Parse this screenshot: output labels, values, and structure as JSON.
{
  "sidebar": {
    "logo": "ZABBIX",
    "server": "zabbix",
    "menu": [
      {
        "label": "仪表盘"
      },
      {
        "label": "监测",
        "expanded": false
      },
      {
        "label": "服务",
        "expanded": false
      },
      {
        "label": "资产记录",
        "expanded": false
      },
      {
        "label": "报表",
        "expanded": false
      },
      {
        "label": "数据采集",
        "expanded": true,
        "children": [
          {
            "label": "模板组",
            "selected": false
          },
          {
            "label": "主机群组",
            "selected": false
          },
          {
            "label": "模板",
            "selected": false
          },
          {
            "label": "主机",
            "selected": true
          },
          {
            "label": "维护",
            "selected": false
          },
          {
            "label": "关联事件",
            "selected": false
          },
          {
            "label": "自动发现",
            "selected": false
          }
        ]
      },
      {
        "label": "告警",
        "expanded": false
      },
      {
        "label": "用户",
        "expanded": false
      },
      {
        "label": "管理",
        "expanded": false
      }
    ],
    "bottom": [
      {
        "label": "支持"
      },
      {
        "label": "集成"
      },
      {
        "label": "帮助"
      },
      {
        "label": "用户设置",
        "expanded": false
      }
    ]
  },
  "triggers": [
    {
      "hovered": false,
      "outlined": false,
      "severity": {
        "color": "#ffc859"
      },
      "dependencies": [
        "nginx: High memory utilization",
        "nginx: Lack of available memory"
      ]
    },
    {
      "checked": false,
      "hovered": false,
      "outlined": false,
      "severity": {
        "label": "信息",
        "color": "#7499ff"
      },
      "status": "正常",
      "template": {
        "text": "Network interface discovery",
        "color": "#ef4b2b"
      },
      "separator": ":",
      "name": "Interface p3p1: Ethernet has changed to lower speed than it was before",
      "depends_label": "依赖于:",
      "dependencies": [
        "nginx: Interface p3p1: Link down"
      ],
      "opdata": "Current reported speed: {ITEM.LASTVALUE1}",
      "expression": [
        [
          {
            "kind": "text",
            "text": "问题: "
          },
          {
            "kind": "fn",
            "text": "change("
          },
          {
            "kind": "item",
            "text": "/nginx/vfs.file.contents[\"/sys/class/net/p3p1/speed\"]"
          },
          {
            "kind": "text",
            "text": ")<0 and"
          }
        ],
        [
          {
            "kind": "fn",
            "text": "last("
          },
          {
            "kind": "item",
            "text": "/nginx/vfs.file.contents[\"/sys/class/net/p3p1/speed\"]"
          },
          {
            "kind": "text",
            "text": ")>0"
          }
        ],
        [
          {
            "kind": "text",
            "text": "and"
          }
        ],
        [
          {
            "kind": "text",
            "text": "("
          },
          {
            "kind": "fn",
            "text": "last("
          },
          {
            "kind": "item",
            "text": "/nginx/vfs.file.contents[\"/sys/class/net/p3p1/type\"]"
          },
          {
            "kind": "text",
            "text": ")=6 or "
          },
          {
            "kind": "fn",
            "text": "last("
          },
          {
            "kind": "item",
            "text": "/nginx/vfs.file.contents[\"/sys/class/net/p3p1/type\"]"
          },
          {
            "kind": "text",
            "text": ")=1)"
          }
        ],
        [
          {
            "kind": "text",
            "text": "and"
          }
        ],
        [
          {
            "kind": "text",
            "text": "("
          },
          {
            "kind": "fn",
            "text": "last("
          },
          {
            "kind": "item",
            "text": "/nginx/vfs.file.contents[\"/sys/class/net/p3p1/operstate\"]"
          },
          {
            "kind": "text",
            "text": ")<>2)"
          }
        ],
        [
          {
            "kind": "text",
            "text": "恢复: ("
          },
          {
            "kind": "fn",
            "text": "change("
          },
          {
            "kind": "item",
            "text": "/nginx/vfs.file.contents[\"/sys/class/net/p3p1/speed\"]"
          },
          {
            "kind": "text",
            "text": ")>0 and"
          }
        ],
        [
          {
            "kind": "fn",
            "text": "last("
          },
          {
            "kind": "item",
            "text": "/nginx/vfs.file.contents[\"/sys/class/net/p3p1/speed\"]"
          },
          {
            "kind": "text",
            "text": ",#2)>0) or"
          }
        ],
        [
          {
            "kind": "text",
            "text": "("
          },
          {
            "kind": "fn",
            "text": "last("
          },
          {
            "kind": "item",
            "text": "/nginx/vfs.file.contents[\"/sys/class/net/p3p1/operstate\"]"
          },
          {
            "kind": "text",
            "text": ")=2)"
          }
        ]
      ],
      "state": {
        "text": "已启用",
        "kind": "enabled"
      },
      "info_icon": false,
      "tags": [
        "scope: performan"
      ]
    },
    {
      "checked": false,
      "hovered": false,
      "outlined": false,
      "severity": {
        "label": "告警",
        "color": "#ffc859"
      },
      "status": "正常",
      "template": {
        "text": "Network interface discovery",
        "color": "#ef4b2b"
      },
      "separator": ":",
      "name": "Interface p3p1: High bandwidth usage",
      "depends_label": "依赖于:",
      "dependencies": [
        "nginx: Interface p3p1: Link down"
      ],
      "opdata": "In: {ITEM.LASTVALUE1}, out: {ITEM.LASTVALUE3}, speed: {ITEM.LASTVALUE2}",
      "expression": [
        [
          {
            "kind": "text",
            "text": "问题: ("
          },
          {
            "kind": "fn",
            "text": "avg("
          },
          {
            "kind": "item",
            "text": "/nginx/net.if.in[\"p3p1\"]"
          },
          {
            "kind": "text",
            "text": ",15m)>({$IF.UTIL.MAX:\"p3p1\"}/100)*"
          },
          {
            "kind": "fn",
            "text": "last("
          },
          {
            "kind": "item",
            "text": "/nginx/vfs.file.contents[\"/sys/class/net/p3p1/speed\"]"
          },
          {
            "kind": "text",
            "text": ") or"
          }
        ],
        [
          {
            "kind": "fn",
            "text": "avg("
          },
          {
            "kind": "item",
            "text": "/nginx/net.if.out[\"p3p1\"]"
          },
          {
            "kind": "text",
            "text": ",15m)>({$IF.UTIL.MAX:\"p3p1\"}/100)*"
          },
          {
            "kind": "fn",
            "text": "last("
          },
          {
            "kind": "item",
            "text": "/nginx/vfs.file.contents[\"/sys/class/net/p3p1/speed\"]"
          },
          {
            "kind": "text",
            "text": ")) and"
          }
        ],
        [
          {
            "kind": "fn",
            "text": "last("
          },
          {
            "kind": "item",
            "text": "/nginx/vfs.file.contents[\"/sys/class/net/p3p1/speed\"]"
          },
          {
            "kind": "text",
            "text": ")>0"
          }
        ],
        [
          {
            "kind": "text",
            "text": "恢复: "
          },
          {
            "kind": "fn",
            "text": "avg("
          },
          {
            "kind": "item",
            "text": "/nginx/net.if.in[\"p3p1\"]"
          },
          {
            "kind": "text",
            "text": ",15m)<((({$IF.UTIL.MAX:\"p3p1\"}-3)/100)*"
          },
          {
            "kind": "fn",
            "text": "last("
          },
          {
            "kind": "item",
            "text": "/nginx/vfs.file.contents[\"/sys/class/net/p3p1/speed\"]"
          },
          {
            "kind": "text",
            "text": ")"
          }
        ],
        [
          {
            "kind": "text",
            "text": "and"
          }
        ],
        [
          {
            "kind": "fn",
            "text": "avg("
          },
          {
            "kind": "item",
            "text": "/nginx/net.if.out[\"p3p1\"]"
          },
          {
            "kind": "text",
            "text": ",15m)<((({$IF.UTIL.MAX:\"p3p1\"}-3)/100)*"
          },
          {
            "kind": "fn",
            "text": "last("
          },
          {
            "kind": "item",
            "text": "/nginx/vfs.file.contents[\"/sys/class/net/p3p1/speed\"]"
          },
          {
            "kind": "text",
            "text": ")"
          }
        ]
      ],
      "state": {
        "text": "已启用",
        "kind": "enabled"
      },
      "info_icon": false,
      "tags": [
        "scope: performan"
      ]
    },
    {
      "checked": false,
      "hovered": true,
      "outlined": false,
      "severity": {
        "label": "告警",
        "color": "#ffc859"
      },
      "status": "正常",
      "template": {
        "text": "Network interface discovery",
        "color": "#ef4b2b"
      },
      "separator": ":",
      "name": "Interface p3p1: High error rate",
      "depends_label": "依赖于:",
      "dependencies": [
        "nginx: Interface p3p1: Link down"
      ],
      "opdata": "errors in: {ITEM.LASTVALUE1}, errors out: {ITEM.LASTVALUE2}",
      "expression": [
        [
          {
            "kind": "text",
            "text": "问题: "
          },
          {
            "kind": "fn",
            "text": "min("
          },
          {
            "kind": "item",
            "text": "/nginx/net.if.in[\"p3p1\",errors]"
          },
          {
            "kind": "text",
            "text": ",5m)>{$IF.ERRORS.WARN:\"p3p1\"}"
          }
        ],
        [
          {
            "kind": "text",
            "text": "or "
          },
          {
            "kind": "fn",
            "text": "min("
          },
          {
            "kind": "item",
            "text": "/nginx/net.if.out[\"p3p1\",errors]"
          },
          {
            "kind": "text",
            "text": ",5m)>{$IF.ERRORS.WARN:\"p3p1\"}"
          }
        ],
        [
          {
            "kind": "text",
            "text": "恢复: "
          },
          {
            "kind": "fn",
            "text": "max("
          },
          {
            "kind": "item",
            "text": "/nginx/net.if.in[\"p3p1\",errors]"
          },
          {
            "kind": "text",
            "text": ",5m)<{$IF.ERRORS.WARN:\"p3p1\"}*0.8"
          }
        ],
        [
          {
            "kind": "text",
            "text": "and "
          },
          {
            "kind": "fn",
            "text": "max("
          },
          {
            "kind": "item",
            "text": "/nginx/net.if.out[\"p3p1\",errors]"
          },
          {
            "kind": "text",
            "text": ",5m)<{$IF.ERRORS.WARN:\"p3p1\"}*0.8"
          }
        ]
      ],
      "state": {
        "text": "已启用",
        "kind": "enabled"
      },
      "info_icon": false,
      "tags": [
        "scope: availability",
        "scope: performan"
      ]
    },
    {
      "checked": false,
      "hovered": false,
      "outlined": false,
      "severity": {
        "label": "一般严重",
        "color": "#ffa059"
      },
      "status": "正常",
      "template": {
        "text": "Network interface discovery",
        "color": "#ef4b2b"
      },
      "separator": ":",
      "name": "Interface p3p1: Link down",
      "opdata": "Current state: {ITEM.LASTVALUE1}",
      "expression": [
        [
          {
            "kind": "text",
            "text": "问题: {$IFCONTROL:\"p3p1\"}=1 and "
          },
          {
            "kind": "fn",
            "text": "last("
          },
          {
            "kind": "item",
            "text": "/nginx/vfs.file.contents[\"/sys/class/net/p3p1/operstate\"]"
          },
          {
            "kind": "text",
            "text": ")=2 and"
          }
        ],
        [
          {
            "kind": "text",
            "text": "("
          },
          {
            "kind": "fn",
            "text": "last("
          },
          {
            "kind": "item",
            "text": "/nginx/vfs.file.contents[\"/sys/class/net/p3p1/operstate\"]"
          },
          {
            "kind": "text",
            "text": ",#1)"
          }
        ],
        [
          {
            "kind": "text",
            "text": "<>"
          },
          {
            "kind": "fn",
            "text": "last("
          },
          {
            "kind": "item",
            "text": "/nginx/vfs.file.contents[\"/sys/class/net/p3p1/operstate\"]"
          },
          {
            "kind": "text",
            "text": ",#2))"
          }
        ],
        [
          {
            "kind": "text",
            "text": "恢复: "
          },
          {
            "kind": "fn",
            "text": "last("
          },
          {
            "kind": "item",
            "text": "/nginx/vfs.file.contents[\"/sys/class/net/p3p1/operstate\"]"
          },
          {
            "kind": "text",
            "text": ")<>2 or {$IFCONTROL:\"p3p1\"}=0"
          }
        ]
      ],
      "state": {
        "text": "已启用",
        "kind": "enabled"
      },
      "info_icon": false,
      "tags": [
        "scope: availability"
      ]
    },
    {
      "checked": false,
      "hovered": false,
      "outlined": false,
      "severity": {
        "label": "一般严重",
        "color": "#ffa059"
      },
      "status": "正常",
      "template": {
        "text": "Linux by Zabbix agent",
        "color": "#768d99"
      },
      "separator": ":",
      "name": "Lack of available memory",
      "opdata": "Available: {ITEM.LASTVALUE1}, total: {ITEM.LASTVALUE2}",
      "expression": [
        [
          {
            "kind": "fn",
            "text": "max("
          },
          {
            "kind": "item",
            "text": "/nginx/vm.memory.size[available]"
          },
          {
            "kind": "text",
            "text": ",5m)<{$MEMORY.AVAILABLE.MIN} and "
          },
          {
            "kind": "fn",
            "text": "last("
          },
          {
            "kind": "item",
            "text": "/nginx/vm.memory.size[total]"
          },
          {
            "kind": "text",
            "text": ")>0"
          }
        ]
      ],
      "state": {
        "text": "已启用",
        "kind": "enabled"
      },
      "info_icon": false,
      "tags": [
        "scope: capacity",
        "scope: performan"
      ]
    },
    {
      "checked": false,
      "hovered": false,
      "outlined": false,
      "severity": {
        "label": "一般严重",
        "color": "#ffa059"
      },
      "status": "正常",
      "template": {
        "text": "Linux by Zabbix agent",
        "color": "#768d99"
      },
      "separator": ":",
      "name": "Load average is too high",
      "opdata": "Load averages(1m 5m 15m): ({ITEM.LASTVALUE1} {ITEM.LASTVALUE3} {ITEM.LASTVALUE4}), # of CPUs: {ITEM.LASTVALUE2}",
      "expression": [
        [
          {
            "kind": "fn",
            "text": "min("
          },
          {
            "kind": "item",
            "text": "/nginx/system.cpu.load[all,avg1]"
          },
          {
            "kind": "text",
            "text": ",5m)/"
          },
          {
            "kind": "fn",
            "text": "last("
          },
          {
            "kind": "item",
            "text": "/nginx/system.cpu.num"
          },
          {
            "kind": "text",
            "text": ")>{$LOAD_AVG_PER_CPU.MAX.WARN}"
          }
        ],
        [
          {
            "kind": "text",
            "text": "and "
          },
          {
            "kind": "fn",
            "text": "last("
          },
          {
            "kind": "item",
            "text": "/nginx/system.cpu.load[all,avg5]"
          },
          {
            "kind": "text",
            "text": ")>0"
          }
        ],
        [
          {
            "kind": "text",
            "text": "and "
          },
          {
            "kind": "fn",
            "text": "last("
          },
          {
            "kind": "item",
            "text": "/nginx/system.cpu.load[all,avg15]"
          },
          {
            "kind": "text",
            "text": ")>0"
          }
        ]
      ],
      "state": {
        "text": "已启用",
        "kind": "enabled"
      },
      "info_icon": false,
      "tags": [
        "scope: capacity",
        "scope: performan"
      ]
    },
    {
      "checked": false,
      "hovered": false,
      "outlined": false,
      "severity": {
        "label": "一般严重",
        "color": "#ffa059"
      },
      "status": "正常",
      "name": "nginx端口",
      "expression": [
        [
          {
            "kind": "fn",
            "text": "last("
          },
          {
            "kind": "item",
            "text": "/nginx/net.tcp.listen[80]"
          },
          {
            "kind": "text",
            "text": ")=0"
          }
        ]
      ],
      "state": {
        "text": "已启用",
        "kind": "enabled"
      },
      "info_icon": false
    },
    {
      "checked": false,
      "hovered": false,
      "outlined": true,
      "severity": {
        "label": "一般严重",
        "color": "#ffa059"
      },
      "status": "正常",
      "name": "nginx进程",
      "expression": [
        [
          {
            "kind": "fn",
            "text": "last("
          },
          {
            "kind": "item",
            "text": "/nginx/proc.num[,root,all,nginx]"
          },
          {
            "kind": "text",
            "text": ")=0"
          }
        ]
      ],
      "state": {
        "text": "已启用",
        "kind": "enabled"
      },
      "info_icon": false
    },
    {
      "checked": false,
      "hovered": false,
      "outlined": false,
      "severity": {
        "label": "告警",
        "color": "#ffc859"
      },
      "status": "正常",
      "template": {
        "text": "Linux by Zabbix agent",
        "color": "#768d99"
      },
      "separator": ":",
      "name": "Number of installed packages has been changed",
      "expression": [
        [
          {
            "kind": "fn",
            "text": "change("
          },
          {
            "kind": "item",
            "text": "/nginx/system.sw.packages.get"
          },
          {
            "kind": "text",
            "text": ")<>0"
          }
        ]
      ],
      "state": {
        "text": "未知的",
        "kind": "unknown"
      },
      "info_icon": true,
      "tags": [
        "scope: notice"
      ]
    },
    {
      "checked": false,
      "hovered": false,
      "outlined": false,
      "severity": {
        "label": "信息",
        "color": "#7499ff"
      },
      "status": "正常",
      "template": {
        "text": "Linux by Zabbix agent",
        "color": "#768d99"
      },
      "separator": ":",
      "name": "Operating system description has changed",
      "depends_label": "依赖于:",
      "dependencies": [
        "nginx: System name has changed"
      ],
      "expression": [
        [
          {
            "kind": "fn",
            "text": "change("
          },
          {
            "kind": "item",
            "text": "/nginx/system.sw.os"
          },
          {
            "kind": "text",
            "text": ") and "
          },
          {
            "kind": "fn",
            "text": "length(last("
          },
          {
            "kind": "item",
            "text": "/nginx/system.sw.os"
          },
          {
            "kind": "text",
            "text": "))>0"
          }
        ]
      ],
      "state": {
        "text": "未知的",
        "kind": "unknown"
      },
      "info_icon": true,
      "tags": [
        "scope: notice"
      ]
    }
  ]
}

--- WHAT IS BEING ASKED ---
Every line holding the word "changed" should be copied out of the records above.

--- OUTPUT BELOW ---
      "name": "Interface p3p1: Ethernet has changed to lower speed than it was before",
      "name": "Number of installed packages has been changed",
      "name": "Operating system description has changed",
        "nginx: System name has changed"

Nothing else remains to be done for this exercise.